Vocabulary Book-Multi Language

A notebook app meant to replace real notebooks for learning vocabularies. Whether on the way to the cinema, to work or relaxed on your couch, you always have your vocabulary book with you.

This is my first app I wanted to publish and it also is my most successful one yet with thousands of downloads.

overview of the app design
App design

Table of contents

Finding the idea

The idea for it came when I needed to learn vocabularies for school. Every student had a notebook where we wrote down all vocabularies we had to learn.

I wanted to be able to learn them without having to carry around this notebook so I thought about how I could prevent that without just learning at home. Of course, I quickly thought of my smartphone that I have with me anyways and searched for existing apps for learning vocabularies. Most of them would query predetermined words out of existing units and those apps that did what I wanted didn’t do it in a way I would have liked to do it.

At the time I was learning app development for Android so I saw the opportunity to build an app that I would actually need and that doesn’t already exist. I could apply my skills and improve them.

Building the app

At first, I sketched down my ideas for the design on every screen and what the user should be able to do. I made two prototype apps before I built the final version because I was unsatisfied with the code and needed to figure some things out. Throughout the whole process, the structure of the app remained the same which is covered next.
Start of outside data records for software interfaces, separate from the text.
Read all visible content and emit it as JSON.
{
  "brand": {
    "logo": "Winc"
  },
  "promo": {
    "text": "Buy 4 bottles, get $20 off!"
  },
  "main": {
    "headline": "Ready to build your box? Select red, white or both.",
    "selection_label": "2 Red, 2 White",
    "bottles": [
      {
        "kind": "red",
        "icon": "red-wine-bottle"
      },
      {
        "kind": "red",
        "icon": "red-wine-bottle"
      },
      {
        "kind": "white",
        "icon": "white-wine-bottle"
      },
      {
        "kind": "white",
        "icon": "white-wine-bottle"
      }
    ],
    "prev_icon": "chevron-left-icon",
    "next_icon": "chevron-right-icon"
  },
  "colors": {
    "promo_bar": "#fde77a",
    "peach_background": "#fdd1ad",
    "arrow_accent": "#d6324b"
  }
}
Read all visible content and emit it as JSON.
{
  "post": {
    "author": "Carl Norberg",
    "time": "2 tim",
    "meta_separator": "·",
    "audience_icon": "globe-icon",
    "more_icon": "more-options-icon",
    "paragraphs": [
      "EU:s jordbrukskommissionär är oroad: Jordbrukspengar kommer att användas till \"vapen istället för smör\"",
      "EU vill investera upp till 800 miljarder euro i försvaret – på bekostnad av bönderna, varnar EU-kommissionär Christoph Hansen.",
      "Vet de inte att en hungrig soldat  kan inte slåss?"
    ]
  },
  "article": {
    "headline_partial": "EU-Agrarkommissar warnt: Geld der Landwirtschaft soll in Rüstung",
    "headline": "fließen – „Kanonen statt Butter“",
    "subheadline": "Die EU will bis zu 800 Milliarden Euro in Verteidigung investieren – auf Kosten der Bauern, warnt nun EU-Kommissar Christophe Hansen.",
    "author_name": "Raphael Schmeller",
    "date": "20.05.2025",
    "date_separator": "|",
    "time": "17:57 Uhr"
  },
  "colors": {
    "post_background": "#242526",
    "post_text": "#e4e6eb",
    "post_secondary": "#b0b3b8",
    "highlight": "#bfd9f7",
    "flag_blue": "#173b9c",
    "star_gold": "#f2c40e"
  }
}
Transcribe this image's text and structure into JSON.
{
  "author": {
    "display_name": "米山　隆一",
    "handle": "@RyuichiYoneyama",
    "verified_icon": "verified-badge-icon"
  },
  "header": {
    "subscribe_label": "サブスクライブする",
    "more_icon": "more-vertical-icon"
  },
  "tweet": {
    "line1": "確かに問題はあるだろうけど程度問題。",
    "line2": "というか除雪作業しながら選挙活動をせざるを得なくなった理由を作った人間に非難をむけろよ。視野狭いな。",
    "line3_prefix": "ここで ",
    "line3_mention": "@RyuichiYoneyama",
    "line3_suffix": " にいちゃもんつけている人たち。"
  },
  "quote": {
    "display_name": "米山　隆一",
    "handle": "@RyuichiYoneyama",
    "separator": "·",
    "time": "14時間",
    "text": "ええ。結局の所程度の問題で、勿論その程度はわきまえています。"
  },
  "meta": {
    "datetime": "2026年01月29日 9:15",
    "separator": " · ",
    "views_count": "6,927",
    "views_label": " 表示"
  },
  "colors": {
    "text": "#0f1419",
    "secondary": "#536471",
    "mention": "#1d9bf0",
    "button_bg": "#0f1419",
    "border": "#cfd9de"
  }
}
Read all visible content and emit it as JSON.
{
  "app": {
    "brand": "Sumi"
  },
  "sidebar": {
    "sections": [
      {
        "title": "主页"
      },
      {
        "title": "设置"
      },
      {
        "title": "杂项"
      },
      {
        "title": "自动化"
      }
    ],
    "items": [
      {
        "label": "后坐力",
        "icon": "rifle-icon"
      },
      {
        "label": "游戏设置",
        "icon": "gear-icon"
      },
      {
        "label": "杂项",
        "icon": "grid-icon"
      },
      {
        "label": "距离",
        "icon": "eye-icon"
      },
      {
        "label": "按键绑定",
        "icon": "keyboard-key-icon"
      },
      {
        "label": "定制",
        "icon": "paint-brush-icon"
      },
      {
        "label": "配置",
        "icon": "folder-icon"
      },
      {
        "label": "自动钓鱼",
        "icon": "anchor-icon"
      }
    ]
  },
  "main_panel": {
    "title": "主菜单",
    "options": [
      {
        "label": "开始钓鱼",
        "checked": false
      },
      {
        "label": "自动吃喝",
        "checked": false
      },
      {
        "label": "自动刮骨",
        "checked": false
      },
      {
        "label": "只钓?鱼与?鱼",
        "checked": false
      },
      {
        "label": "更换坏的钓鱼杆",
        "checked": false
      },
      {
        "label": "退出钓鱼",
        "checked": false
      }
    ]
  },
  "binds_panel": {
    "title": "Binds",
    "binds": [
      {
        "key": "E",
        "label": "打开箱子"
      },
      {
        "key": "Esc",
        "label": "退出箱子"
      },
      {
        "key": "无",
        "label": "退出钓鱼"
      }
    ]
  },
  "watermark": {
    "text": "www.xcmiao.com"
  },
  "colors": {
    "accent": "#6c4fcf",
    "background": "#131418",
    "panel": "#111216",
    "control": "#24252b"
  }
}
Main functionality

Main page of the app
Main screen of the app

The first screen shows all the lists the user has created. Before starting, you can select which lists you want to learn by clicking on the checkbox on the left of the list name. By tapping on the list name, the user is able to view all vocabularies in the list, edit them and add new ones:

Vocabulary list screen
All vocabularies in the list

The user can decide how he/she will be queried: either “write mode”, “think mode” or multiple choice. In “write mode”, you will be asked to write down the translation of the given word.

demonstration of the write mode
Write mode asking for the translation of the word "obligation"

“Think mode” means you only have to think of the translation and you can check for yourself with the press of a button.

demonstration of the think mode
Think mode asking for the same translation

The wrong answers from the multiple choice mode are taken from all other vocabularies the user saved.

demonstration of the multiple choice mode
Multiple choice mode

It’s also possible to share the lists and to edit or create them on your computer.


There are lots of settings available to fine-tune the behavior of the app. For example, you can choose if the vocabularies are queried in the order you saved them or randomly, if the first saved vocabulary is expected to be translated into the second, vice versa or random.

This means if you save the vocabulary “house”=”Haus” and choose to translate the first into the second, you have to enter the translation of “house” and vice versa you would have to translate “Haus”.

You can also choose to show statistics at the end of the query where you can see which words were right or wrong and add them to a new list. For the writing mode, you can display a “hint” button to help you out if you are stuck or set if you want to ignore lowercase and uppercase.

There are other more minor settings which I don’t want to cover here.

What I learned

I definitely improved my Java and app development skills by building this app over a long period of time (I released many updates over the course of one year). Alone for this reason, I can say it was worth it but there is more:

I learned how to use Android libraries, how to save data on the device, how to translate the user interface based on the user’s language, how to implement Google’s Material Design, how to export/import and share the vocabulary lists.

Finally, I also learned how to register as a developer in the Google Play Store and publish an app.

My favorite thing about this project

is that I built something I needed and really use. I’m also glad that so many people use it.


One year after the initial release, I released the last update of 13 in total. In every update, I tried to improve the design and code, reduce the app size, fix bugs or add new helpful features.

Some features/improvements that I added with an update after the first release are: tutorial when you first start the app, more settings, multiple choice mode, search for vocabularies, changelog after an update, exporting/importing/sharing lists, Material Design.

If you look at the old design below, you can see how much better the design has become.

Old design

The design was different when I first released the app. I wasn’t really satisfied with it so I decided to learn how to implement Google’s Material Design. It was a lot of work but it was really necessary.

old app design
Old app design that I already reworked


My first published app turned out to be way more complex than I imagined and I implemented more than I thought I would in the beginning. It taught me lots of useful concepts and additionally is my most successful app yet. You can download and try the app below.